"Amtrak's San Joaquin line sets ridership record" was the boastful headline on a Fresno Bee story in the Jan. 3 Californian. The chart with the story showed an average of 1,390 riders departed/alighted at Bakersfield in 2012. At Sacramento, which serves that plus the Capitol Corridor line, the number was 3,251 average riders per day.
The online round-trip fare for Bakersfield to Sacramento on Jan. 3 was $45-$61.
Let's apply some math to the high-speed rail proposal. Assume 5,000 riders per day would use this new phenomenon, and the average ticket price is $100.
That's $500,000 a day in fare revenue or $182,500,000 per year. (Recall the story also said the current San Joaquin trains generated all of $38.7 million in 2012, less than one-fifth that number.)
With that kind of hypothesized ridership, and an estimated cost to build of $100 billion, how long does it take to pay for the ?
Five hundred forty-eight years!
But that's not all! Now add the costs of operation: payroll, insurance, electricity (recall a recent story that said it would take one-quarter of Hoover Dam's daily electrical production to feed these trains?) upkeep and replacement of track, rolling stock, stations and all other overhead costs -- and all this assuming the construction cost can actually be held to what it is projected! We are talking hundreds more years of time to pay for this boondoggle! (America is, after all, only 236 years old!)

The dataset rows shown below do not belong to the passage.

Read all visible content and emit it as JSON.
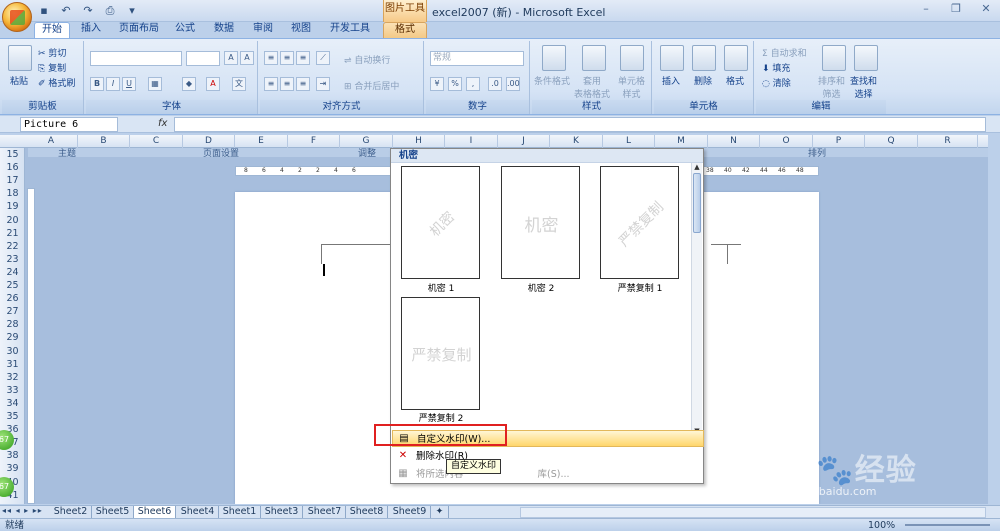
{
  "titlebar": {
    "context_tab_header": "图片工具",
    "app_title": "excel2007 (新) - Microsoft Excel",
    "win_buttons": [
      "–",
      "❐",
      "✕"
    ]
  },
  "ribbon_tabs": [
    "开始",
    "插入",
    "页面布局",
    "公式",
    "数据",
    "审阅",
    "视图",
    "开发工具",
    "格式"
  ],
  "ribbon": {
    "clipboard": {
      "paste": "粘贴",
      "cut": "剪切",
      "copy": "复制",
      "format_painter": "格式刷",
      "label": "剪贴板"
    },
    "font": {
      "label": "字体"
    },
    "alignment": {
      "wrap": "自动换行",
      "merge": "合并后居中",
      "label": "对齐方式"
    },
    "number": {
      "format": "常规",
      "label": "数字"
    },
    "styles": {
      "conditional": "条件格式",
      "table": "套用\n表格格式",
      "cell_style": "单元格\n样式",
      "label": "样式"
    },
    "cells": {
      "insert": "插入",
      "delete": "删除",
      "format": "格式",
      "label": "单元格"
    },
    "editing": {
      "autosum": "自动求和",
      "fill": "填充",
      "clear": "清除",
      "sort": "排序和\n筛选",
      "find": "查找和\n选择",
      "label": "编辑"
    }
  },
  "formula_bar": {
    "name_box": "Picture 6",
    "fx": "fx"
  },
  "columns": [
    "A",
    "B",
    "C",
    "D",
    "E",
    "F",
    "G",
    "H",
    "I",
    "J",
    "K",
    "L",
    "M",
    "N",
    "O",
    "P",
    "Q",
    "R"
  ],
  "rows": [
    "15",
    "16",
    "17",
    "18",
    "19",
    "20",
    "21",
    "22",
    "23",
    "24",
    "25",
    "26",
    "27",
    "28",
    "29",
    "30",
    "31",
    "32",
    "33",
    "34",
    "35",
    "36",
    "37",
    "38",
    "39",
    "40",
    "41"
  ],
  "band_labels": {
    "theme": "主题",
    "page_setup": "页面设置",
    "fit": "调整",
    "arrange": "排列"
  },
  "ruler_left": [
    "8",
    "6",
    "4",
    "2",
    "2",
    "4",
    "6"
  ],
  "ruler_right": [
    "38",
    "40",
    "42",
    "44",
    "46",
    "48"
  ],
  "dropdown": {
    "header": "机密",
    "items": [
      {
        "text": "机密",
        "label": "机密 1",
        "rotated": true
      },
      {
        "text": "机密",
        "label": "机密 2",
        "rotated": false
      },
      {
        "text": "严禁复制",
        "label": "严禁复制 1",
        "rotated": true
      },
      {
        "text": "严禁复制",
        "label": "严禁复制 2",
        "rotated": false
      }
    ],
    "menu": {
      "custom": "自定义水印(W)...",
      "remove": "删除水印(R)",
      "save_prefix": "将所选内容",
      "save_suffix": "库(S)..."
    },
    "tooltip": "自定义水印"
  },
  "sheet_tabs": [
    "Sheet2",
    "Sheet5",
    "Sheet6",
    "Sheet4",
    "Sheet1",
    "Sheet3",
    "Sheet7",
    "Sheet8",
    "Sheet9"
  ],
  "active_sheet": "Sheet6",
  "status": {
    "ready": "就绪",
    "zoom": "100%"
  },
  "overlay": {
    "brand": "Bai",
    "brand2": "经验",
    "url": "jingyan.baidu.com"
  },
  "green_ball": "67"
}
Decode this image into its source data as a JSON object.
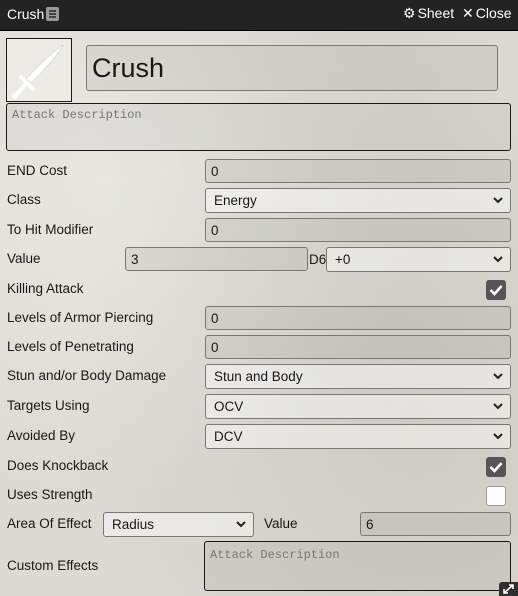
{
  "header": {
    "title": "Crush",
    "sheet_label": "Sheet",
    "close_label": "Close"
  },
  "item": {
    "name": "Crush",
    "description_placeholder": "Attack Description"
  },
  "fields": {
    "end_cost": {
      "label": "END Cost",
      "value": "0"
    },
    "class": {
      "label": "Class",
      "value": "Energy"
    },
    "to_hit_modifier": {
      "label": "To Hit Modifier",
      "value": "0"
    },
    "value": {
      "label": "Value",
      "dice": "3",
      "die_label": "D6",
      "modifier": "+0"
    },
    "killing_attack": {
      "label": "Killing Attack",
      "checked": true
    },
    "armor_piercing": {
      "label": "Levels of Armor Piercing",
      "value": "0"
    },
    "penetrating": {
      "label": "Levels of Penetrating",
      "value": "0"
    },
    "damage_type": {
      "label": "Stun and/or Body Damage",
      "value": "Stun and Body"
    },
    "targets_using": {
      "label": "Targets Using",
      "value": "OCV"
    },
    "avoided_by": {
      "label": "Avoided By",
      "value": "DCV"
    },
    "does_knockback": {
      "label": "Does Knockback",
      "checked": true
    },
    "uses_strength": {
      "label": "Uses Strength",
      "checked": false
    },
    "area_of_effect": {
      "label": "Area Of Effect",
      "shape": "Radius",
      "value_label": "Value",
      "value": "6"
    },
    "custom_effects": {
      "label": "Custom Effects",
      "placeholder": "Attack Description"
    }
  },
  "icons": {
    "sheet": "gear-icon",
    "close": "close-icon",
    "item_image": "sword-icon",
    "title": "notes-icon",
    "select_arrow": "chevron-down-icon",
    "checkbox": "check-icon",
    "resize": "resize-icon"
  },
  "colors": {
    "titlebar": "#232323",
    "checkbox_on": "#555555"
  }
}
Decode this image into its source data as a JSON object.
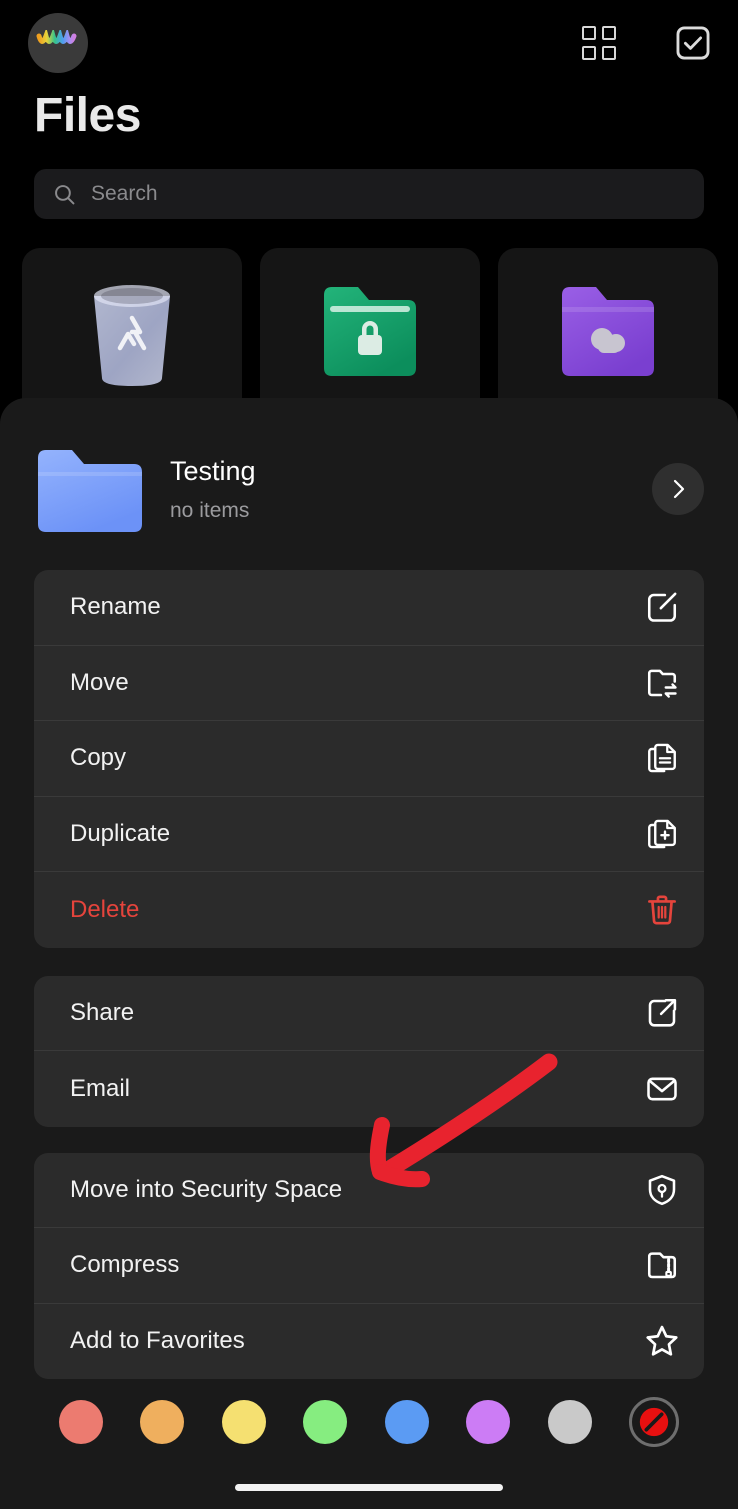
{
  "app": {
    "title": "Files",
    "background_color": "#000000",
    "sheet_color": "#1a1a1a",
    "accent_danger": "#e5443c",
    "annotation_color": "#e8232e"
  },
  "topbar": {
    "avatar_name": "user-avatar",
    "grid_view_label": "grid-view",
    "select_label": "select-mode"
  },
  "search": {
    "placeholder": "Search",
    "value": "",
    "icon": "search-icon"
  },
  "quick_cards": [
    {
      "name": "recycle-bin",
      "icon": "trash-bin-icon",
      "color": "#b9bee0"
    },
    {
      "name": "security-space",
      "icon": "locked-folder-icon",
      "color": "#16a06a"
    },
    {
      "name": "cloud-folder",
      "icon": "cloud-folder-icon",
      "color": "#8a4fd8"
    }
  ],
  "sheet": {
    "item_icon": "blue-folder-icon",
    "item_color": "#7ea3fb",
    "title": "Testing",
    "subtitle": "no items",
    "open_button": "chevron-right-icon",
    "groups": [
      {
        "name": "file-operations",
        "rows": [
          {
            "label": "Rename",
            "icon": "edit-square-icon",
            "danger": false
          },
          {
            "label": "Move",
            "icon": "folder-move-icon",
            "danger": false
          },
          {
            "label": "Copy",
            "icon": "copy-icon",
            "danger": false
          },
          {
            "label": "Duplicate",
            "icon": "duplicate-icon",
            "danger": false
          },
          {
            "label": "Delete",
            "icon": "trash-icon",
            "danger": true
          }
        ]
      },
      {
        "name": "sharing",
        "rows": [
          {
            "label": "Share",
            "icon": "share-icon",
            "danger": false
          },
          {
            "label": "Email",
            "icon": "mail-icon",
            "danger": false
          }
        ]
      },
      {
        "name": "advanced",
        "rows": [
          {
            "label": "Move into Security Space",
            "icon": "shield-lock-icon",
            "danger": false
          },
          {
            "label": "Compress",
            "icon": "folder-zip-icon",
            "danger": false
          },
          {
            "label": "Add to Favorites",
            "icon": "star-icon",
            "danger": false
          }
        ]
      }
    ]
  },
  "color_tags": [
    {
      "name": "red",
      "color": "#ec7b70"
    },
    {
      "name": "orange",
      "color": "#efaf5e"
    },
    {
      "name": "yellow",
      "color": "#f5e071"
    },
    {
      "name": "green",
      "color": "#86ed80"
    },
    {
      "name": "blue",
      "color": "#5b9bf3"
    },
    {
      "name": "purple",
      "color": "#cc7cf5"
    },
    {
      "name": "gray",
      "color": "#c9c9c9"
    },
    {
      "name": "none",
      "color": "#e81010"
    }
  ],
  "annotation": {
    "type": "arrow",
    "points_to": "Move into Security Space",
    "color": "#e8232e"
  },
  "home_indicator": "home-indicator"
}
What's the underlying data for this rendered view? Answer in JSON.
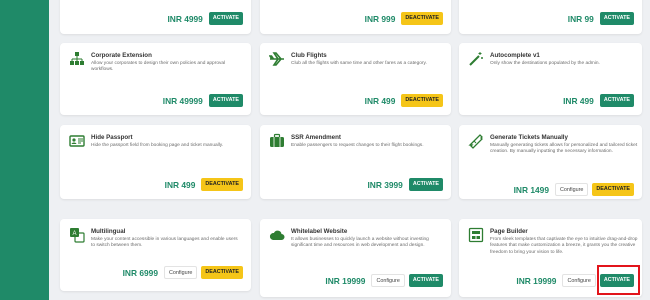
{
  "cards": [
    {
      "title": "",
      "desc": "",
      "price": "INR 4999",
      "buttons": [
        "ACTIVATE"
      ]
    },
    {
      "title": "",
      "desc": "",
      "price": "INR 999",
      "buttons": [
        "DEACTIVATE"
      ]
    },
    {
      "title": "",
      "desc": "",
      "price": "INR 99",
      "buttons": [
        "ACTIVATE"
      ]
    },
    {
      "title": "Corporate Extension",
      "desc": "Allow your corporates to design their own policies and approval workflows.",
      "price": "INR 49999",
      "buttons": [
        "ACTIVATE"
      ],
      "icon": "org-chart-icon"
    },
    {
      "title": "Club Flights",
      "desc": "Club all the flights with same time and other fares as a category.",
      "price": "INR 499",
      "buttons": [
        "DEACTIVATE"
      ],
      "icon": "plane-icon"
    },
    {
      "title": "Autocomplete v1",
      "desc": "Only show the destinations populated by the admin.",
      "price": "INR 499",
      "buttons": [
        "ACTIVATE"
      ],
      "icon": "magic-wand-icon"
    },
    {
      "title": "Hide Passport",
      "desc": "Hide the passport field from booking page and ticket manually.",
      "price": "INR 499",
      "buttons": [
        "DEACTIVATE"
      ],
      "icon": "id-card-icon"
    },
    {
      "title": "SSR Amendment",
      "desc": "Enable passengers to request changes to their flight bookings.",
      "price": "INR 3999",
      "buttons": [
        "ACTIVATE"
      ],
      "icon": "luggage-icon"
    },
    {
      "title": "Generate Tickets Manually",
      "desc": "Manually generating tickets allows for personalized and tailored ticket creation. By manually inputting the necessary information.",
      "price": "INR 1499",
      "buttons": [
        "Configure",
        "DEACTIVATE"
      ],
      "icon": "ticket-icon"
    },
    {
      "title": "Multilingual",
      "desc": "Make your content accessible in various languages and enable users to switch between them.",
      "price": "INR 6999",
      "buttons": [
        "Configure",
        "DEACTIVATE"
      ],
      "icon": "translate-icon"
    },
    {
      "title": "Whitelabel Website",
      "desc": "It allows businesses to quickly launch a website without investing significant time and resources in web development and design.",
      "price": "INR 19999",
      "buttons": [
        "Configure",
        "ACTIVATE"
      ],
      "icon": "cloud-icon"
    },
    {
      "title": "Page Builder",
      "desc": "From sleek templates that captivate the eye to intuitive drag-and-drop features that make customization a breeze, it grants you the creative freedom to bring your vision to life.",
      "price": "INR 19999",
      "buttons": [
        "Configure",
        "ACTIVATE"
      ],
      "icon": "page-builder-icon"
    }
  ],
  "colors": {
    "brand": "#1f8a68",
    "deactivate": "#f5c518",
    "highlight": "#e2141b"
  }
}
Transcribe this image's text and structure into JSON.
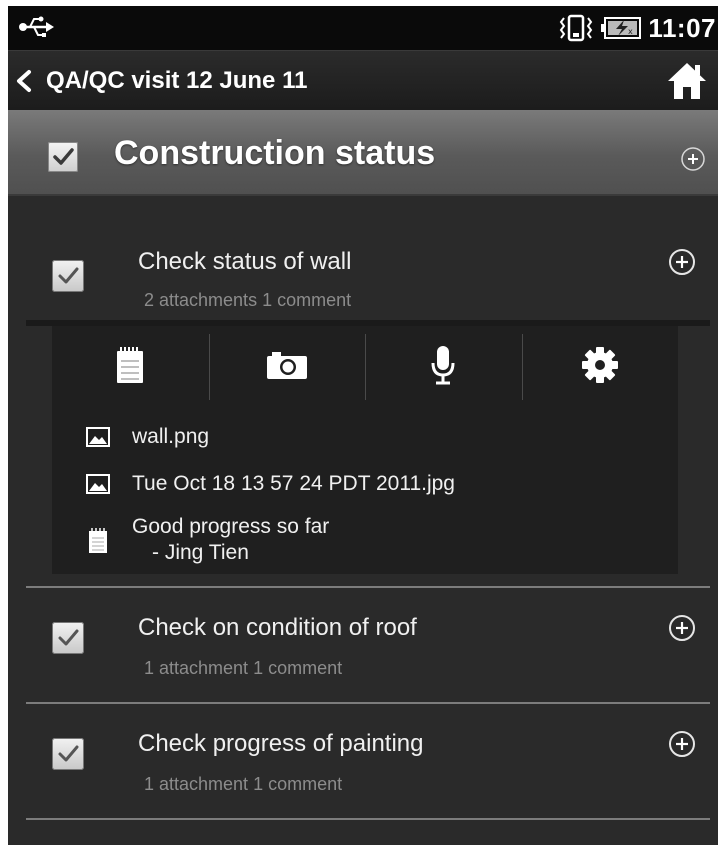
{
  "status_bar": {
    "time": "11:07",
    "icons": [
      "usb-icon",
      "vibrate-icon",
      "battery-charging-icon"
    ]
  },
  "action_bar": {
    "title": "QA/QC visit 12 June 11",
    "icons": [
      "back-chevron-icon",
      "home-icon"
    ]
  },
  "section": {
    "title": "Construction status",
    "checked": true,
    "icons": [
      "add-circle-icon"
    ]
  },
  "items": [
    {
      "title": "Check status of wall",
      "meta": "2 attachments 1 comment",
      "checked": true,
      "expanded": true
    },
    {
      "title": "Check on condition of roof",
      "meta": "1 attachment 1 comment",
      "checked": true,
      "expanded": false
    },
    {
      "title": "Check progress of painting",
      "meta": "1 attachment 1 comment",
      "checked": true,
      "expanded": false
    }
  ],
  "toolbar": {
    "icons": [
      "notepad-icon",
      "camera-icon",
      "microphone-icon",
      "gear-icon"
    ]
  },
  "attachments": [
    {
      "type": "image",
      "name": "wall.png"
    },
    {
      "type": "image",
      "name": "Tue Oct 18 13 57 24 PDT 2011.jpg"
    }
  ],
  "comment": {
    "text": "Good progress so far",
    "author": "- Jing Tien"
  },
  "colors": {
    "background": "#2a2a2a",
    "section_header": "#6a6a6a",
    "meta_text": "#8c8c8c",
    "panel": "#1f1f1f"
  }
}
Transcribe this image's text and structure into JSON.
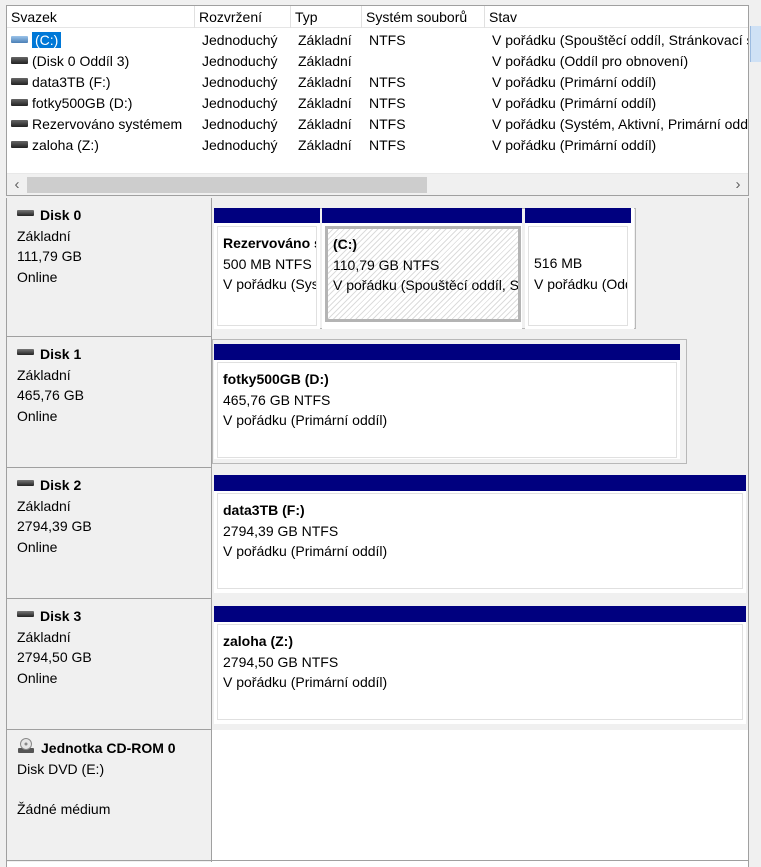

I don't know what it is our legislators are smoking, but they ought to let the rest of us in on it.
Gregg K. Knowles